Juan Cole tackles the possible reason why a recent poll said that 57% of people STILL believe that Saddam Hussein gave assistance to Al Qaeda, and 45% believe there is "clear evidence" saying so, and a tragic 45% STILL believe that Hussein had WMD:

Why would so many Americans cling to patently
false beliefs? One can only speculate of course. But
I would suggest that the two-party system in the US
has produced a two-party epistemology. Epistemology
is the study of how we know what we know. If it
were accepted that Saddam had virtually nothing to
do with al-Qaeda, that he had no weapons of mass
destruction (nor any significant programs for
producing them), and that no evidence for such
things has been uncovered after the US and its allies
have had a year to comb through Baath documents
-- if all that is accepted, then President Bush's
credibility would suffer. For his partisans, it is
absolutely crucial that the president retain his
credibility. Therefore, rather than face reality, they
re-jigger it to create a fantasy world in which Saddam
and Usamah are buddies (as in the Jimmy Fallon/
Horatio Sanz skits on the American comedy show,
Saturday Night Live), and in which David Kay (of
whom respondents say they've never heard) never
recanted his earlier belief that the WMD was
there somewhere.

He goes on to show that 72% of those who believe the crap about the WMDs plan to vote for Bush. So his conclusion, and rightly so I think, is that if 57% of Americans believe Saddam Hussein was supporting Al Qaeda, then no small number of Democratic voters are included therein. And thus, the Democrats are really falling short on the whole "EXPLAIN THE TRUTH CLEARLY" strategy. The neocons are doing their best to continue to spread the myths around, as is seen in Schlesinger's testimony last week, described by Cole.

It's bad enough that this administration is basing its entire foreign policy and election strategy on a mountain of lies. But worse than that is that the Dems are unable to focus on the fact that the mountain is precariously balanced and if even one of those lies were to be permanently fixed on the public's consciousness, then the mountain would fall. Even today, Josh Marshall noted that ABC ran a web headline declaring "Did John Kerry Lie about Vietnam War Medals?" which they later altered (and which John Kerry has eloquently responded to) - Yet when have they or any other news outlet ONCE used the word "lie" when it comes to the massive amounts of blatant mistruths that continue to flow out of the white house? Is it so hard to simply report the truth - to characterize a lie as a lie, to tell what is actually going on? How hard is it to say, "The president today once again drew a connection between September 11 and the ongoing war in Iraq, however, it has been proven that there is no evidence connecting Saddam Hussein to any Al Qaeda operation, including 9/11." How hard can it be to tell the truth?
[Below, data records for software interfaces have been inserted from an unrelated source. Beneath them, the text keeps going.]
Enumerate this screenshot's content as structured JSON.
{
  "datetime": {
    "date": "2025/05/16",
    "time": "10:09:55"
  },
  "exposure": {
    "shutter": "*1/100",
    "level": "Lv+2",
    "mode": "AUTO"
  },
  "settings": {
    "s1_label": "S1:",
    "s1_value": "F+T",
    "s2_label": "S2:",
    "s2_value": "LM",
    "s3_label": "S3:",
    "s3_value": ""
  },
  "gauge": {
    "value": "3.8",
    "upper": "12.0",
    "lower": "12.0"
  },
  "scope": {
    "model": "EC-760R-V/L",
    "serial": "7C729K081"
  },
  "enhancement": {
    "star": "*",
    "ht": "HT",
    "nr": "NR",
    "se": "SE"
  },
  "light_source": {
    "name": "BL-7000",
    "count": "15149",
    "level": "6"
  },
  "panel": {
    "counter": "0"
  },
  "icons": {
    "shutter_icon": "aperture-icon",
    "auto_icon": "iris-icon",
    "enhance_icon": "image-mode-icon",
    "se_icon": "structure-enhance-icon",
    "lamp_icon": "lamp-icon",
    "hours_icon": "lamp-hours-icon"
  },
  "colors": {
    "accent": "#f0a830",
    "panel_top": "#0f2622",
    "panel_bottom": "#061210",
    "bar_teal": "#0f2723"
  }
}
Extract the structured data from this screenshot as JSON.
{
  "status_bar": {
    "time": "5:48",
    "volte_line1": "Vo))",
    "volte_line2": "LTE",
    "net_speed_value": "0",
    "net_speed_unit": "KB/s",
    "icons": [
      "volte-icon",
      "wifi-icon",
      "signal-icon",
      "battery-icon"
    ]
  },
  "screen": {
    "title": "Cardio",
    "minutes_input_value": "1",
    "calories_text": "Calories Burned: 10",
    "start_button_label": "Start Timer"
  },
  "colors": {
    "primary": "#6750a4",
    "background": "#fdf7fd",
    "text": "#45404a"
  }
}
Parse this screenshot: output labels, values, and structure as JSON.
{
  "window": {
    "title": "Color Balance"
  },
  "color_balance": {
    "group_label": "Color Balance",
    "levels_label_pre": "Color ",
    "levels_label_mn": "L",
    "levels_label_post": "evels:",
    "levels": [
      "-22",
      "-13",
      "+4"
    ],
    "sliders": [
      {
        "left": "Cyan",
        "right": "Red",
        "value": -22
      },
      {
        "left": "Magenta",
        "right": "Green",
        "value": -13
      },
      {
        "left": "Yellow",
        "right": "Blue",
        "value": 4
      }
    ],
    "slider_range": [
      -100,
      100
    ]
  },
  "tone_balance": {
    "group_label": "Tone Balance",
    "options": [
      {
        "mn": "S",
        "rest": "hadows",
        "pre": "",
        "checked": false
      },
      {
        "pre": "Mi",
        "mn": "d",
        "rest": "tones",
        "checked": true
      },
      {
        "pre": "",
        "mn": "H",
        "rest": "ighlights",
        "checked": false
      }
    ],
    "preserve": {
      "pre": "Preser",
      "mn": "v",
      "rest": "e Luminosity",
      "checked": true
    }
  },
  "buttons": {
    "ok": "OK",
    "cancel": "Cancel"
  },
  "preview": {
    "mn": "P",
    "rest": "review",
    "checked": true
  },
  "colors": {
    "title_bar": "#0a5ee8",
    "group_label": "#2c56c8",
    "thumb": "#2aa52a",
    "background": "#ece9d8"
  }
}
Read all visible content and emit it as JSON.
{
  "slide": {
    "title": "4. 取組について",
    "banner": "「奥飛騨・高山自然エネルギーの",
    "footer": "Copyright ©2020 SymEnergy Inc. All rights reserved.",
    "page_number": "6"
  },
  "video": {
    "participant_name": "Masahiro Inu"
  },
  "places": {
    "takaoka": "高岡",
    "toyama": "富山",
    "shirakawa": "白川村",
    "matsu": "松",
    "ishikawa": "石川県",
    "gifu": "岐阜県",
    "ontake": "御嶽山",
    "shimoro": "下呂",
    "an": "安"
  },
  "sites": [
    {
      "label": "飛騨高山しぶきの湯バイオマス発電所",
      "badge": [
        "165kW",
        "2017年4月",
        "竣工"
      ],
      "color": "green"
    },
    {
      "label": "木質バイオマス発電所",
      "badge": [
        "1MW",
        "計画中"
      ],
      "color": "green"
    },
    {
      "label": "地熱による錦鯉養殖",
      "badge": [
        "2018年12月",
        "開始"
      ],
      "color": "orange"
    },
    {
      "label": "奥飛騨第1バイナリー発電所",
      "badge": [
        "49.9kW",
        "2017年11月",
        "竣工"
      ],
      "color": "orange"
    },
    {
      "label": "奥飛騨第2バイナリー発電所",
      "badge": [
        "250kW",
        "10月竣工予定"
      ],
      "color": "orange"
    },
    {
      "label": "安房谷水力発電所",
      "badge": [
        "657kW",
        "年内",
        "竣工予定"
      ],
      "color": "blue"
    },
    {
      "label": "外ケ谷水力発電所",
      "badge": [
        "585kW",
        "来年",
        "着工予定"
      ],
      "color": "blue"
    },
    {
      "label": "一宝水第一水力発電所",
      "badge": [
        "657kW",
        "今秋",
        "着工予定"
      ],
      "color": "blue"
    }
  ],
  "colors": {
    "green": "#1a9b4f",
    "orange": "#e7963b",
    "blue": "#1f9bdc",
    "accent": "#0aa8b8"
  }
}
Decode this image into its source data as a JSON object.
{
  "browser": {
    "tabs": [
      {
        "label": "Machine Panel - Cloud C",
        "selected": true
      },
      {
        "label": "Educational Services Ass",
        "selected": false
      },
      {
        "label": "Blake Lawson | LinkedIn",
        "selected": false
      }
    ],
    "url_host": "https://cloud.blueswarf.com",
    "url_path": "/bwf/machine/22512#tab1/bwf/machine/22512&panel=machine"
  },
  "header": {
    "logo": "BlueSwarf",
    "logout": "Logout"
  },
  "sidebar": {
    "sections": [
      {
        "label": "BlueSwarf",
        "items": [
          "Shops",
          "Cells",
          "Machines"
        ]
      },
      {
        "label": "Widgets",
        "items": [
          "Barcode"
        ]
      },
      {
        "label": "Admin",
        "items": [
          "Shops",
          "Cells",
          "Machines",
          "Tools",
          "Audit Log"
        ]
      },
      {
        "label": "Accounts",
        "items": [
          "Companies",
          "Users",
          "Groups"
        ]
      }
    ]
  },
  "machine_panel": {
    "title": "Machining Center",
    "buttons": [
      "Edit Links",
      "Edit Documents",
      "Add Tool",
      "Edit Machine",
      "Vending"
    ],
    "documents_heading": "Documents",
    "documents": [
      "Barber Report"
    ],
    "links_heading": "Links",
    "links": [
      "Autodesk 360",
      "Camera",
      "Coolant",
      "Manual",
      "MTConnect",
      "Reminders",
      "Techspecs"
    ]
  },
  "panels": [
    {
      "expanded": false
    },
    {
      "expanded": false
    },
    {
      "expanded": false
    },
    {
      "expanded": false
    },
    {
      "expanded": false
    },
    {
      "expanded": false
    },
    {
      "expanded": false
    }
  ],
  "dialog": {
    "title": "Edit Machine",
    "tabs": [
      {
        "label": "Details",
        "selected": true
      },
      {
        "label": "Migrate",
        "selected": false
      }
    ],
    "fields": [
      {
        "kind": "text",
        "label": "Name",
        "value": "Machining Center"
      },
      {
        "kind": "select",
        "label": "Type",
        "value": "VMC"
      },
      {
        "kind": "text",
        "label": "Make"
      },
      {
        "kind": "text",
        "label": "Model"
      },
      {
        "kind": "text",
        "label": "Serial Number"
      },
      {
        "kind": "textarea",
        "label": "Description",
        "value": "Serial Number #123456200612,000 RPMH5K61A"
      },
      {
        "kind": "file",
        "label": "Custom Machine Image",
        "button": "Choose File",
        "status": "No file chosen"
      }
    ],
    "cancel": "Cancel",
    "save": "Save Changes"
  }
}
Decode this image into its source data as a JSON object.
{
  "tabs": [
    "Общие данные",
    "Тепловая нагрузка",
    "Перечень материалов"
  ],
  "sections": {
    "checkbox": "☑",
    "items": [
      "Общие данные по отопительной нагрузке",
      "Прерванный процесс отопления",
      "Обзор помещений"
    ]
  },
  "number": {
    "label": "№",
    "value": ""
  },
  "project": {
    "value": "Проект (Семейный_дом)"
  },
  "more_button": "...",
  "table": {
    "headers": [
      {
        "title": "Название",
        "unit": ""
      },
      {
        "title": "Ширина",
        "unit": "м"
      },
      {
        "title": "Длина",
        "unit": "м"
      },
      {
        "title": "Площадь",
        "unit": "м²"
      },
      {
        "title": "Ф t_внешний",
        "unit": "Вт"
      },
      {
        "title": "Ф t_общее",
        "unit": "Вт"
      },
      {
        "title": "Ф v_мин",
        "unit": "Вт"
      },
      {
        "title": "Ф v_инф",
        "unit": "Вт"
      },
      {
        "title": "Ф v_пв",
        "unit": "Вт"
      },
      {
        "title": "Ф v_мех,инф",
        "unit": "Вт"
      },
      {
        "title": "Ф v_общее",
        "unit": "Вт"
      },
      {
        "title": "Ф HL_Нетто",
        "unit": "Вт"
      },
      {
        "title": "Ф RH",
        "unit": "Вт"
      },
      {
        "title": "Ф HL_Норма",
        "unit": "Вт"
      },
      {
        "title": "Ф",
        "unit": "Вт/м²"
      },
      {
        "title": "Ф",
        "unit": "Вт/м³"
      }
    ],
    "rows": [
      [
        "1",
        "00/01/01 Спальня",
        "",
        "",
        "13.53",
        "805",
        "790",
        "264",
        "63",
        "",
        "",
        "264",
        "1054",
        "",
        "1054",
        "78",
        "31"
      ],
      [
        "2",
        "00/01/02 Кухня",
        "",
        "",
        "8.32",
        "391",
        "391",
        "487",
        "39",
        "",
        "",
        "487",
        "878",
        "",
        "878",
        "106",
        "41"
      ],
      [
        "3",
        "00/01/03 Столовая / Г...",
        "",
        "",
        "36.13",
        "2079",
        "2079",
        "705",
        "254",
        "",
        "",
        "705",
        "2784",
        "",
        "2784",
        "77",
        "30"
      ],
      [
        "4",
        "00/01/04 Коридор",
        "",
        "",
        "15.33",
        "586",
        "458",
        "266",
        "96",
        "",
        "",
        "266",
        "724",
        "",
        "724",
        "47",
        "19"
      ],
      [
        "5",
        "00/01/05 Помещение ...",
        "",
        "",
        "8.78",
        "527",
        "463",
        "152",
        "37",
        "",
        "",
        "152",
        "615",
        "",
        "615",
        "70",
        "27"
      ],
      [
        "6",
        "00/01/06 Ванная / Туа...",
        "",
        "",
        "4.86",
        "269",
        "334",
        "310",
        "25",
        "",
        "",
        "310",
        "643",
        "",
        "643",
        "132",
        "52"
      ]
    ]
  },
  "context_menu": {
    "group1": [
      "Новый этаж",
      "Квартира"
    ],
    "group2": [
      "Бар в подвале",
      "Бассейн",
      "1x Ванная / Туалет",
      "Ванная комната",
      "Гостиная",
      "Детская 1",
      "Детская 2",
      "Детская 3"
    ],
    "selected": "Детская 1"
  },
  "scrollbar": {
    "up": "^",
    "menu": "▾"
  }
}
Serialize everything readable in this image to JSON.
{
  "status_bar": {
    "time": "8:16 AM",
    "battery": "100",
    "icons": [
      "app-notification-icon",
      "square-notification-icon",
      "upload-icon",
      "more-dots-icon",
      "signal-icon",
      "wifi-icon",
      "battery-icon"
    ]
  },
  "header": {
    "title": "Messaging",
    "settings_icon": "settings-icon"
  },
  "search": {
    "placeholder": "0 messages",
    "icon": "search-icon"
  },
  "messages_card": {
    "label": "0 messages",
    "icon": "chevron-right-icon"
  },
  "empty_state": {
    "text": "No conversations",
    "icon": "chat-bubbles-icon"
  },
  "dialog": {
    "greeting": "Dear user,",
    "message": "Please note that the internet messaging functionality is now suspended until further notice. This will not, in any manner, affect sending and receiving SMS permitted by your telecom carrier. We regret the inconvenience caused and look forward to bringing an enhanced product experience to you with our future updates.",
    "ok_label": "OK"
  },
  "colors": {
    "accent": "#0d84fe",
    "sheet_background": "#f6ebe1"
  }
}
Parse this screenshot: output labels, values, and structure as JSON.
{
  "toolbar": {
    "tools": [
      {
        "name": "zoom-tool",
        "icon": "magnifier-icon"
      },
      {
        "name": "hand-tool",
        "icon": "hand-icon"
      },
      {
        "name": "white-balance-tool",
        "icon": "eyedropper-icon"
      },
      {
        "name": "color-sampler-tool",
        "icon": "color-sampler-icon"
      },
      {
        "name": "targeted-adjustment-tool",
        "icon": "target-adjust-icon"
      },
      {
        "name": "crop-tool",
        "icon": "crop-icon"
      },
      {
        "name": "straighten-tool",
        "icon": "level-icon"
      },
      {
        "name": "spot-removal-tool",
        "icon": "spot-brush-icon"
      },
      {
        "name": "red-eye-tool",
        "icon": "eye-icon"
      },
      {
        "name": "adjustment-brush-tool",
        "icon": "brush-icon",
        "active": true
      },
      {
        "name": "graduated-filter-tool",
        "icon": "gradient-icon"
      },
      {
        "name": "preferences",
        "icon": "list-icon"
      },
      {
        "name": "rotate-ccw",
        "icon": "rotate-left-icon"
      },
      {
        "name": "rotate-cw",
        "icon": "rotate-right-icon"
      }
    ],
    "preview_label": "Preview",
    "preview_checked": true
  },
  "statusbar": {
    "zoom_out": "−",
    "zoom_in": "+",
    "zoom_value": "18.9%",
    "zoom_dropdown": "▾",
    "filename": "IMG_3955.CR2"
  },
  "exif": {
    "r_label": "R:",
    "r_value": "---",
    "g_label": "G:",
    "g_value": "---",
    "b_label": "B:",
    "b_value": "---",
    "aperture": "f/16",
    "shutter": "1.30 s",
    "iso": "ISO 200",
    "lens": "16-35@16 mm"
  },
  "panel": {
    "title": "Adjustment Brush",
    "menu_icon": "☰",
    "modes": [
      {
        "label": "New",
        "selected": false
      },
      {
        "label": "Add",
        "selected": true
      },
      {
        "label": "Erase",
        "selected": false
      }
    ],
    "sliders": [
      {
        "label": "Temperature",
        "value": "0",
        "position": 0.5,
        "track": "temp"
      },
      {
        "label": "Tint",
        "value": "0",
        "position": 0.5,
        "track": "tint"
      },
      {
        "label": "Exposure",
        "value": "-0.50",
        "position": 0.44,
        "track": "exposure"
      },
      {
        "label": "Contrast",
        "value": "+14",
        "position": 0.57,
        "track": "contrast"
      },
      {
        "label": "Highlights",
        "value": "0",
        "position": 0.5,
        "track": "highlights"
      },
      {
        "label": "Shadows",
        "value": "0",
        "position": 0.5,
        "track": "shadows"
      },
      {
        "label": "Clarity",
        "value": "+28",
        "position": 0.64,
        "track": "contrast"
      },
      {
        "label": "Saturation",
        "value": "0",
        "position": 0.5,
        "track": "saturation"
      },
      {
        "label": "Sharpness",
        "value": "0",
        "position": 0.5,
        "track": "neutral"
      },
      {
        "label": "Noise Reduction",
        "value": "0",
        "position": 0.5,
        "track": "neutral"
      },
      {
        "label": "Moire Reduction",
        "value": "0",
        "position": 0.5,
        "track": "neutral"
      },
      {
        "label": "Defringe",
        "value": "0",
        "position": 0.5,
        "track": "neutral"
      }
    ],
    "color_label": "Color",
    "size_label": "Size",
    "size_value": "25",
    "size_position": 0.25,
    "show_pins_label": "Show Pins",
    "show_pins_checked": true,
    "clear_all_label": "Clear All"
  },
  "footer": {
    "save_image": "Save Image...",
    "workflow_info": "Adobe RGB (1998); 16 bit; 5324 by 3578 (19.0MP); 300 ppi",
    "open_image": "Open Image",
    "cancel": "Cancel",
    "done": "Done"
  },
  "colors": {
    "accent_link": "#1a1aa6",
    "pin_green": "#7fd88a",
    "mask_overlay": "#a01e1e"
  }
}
Evidenly really, really hard - since 57% of Americans still insist, even to the detriment of the country's reputation and the lives of American soldiers, that what has been solidly proven a lie is the truth.

Perhaps it's time for a very simple message to go up on billboards around the country: "THE EMPEROR HAS NO CLOTHES - and P.S. SADDAM HAD NO WMDs"


| -- permanent link